Regular work is work for the same wages and benefits you received before your injury. Modified work means your old job with accommodations because of your disability. Modified work must pay a minimum of 85 percent of your old wages and benefits. Alternative work provides the same pay and benefits, but it is not the same as your old job.

Once an offer for work is made, you have 30 days to accept. After that, your employer is allowed to withdraw the offer.

If your employer refuses to offer you work because of your disability, even though you would be able to do the job with a reasonable accommodation, this could be considered a violation of the Americans with Disabilities Act.

If the work offer does not comply with work restrictions, tell that your employer in writing.

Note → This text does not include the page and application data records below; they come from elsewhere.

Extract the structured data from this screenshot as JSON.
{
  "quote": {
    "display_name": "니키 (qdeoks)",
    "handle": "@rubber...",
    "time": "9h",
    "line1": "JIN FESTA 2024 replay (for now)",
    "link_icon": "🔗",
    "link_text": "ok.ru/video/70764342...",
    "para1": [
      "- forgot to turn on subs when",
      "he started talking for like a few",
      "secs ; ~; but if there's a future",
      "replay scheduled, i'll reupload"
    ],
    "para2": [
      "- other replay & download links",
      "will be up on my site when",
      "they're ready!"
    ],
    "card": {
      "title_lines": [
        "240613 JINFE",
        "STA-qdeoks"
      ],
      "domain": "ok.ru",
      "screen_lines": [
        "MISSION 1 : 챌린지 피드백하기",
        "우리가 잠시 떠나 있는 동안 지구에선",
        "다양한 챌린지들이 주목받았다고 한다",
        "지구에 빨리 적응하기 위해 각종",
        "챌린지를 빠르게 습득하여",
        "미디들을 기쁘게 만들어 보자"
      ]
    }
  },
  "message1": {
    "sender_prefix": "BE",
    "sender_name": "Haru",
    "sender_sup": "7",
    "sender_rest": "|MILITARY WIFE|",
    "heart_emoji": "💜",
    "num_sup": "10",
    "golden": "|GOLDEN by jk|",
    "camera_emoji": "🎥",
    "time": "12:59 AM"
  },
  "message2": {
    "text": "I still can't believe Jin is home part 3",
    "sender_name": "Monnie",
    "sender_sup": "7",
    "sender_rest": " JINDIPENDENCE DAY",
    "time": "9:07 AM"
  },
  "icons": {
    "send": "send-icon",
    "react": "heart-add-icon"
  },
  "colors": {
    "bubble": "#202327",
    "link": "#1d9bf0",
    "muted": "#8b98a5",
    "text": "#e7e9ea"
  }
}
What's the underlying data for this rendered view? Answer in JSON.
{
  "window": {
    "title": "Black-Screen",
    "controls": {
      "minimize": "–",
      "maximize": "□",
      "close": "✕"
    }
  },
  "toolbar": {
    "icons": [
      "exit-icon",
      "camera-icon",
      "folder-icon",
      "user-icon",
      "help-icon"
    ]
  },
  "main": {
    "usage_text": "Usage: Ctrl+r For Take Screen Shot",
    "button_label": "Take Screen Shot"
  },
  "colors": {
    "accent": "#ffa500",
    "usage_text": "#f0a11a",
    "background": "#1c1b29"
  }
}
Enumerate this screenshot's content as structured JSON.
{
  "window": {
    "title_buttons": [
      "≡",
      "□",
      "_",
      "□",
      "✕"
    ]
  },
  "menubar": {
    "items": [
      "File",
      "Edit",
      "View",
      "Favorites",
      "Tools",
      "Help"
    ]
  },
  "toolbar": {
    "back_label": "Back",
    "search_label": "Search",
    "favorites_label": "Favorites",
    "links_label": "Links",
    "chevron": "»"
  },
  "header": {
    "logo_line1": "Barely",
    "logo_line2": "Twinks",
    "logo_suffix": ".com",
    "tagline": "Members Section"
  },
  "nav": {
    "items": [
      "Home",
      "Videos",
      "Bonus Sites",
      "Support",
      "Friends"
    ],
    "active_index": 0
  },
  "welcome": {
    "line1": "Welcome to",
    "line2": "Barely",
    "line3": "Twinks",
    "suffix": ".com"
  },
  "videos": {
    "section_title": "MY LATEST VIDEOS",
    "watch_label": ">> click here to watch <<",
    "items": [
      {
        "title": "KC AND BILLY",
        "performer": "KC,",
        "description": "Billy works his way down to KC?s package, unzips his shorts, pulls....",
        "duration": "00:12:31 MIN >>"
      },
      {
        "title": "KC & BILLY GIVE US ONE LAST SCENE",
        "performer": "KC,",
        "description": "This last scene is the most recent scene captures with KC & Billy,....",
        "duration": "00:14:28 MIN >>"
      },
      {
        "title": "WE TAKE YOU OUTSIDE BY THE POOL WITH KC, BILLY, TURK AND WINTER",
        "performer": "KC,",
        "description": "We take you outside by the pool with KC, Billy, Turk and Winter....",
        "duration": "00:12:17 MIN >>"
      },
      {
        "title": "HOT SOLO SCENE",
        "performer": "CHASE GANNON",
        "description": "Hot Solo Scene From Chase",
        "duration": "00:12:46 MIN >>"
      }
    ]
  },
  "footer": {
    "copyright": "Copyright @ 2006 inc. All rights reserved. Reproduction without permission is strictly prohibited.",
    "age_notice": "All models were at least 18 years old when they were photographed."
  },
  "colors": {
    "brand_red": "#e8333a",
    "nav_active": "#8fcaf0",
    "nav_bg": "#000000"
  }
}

That will help you or your attorney challenge your employer’s work offer, particularly if the employer terminates your workers’ compensation benefits because of your refusal to accept the offer. Retaliation because an employee refuses a work offer that does not comply with work restrictions may violate the California Labor Code.

Did You Suffer an Injury at Work? Contact Berry, Smith & Bartell for a Free Consultation

Our Bakersfield workers’ compensation lawyers may be able to help you pursue workers’ compensation benefits to get you through this difficult time. We have several decades of combined experience and a proven track record of recovering compensation for work injury victims in California.

The consultation is free of charge and you are under no obligation to take legal action if we validate your claim. That means there is no risk in meeting with us to find out how we may be able to assist you. Senior Partner and Founder Wm. Todd Berry has represented injured workers before the Workers’ Compensation Appeals Board since 2007.

For a free case evaluation with Berry, Smith & Bartell, a Professional Law Corporation call 1-800-848-6288 today!

logo Berry, Smith and Bartell
Berry, Smith and Bartell logo

Decades of Workers' Compensation Experience in the Central Valley

Types of workers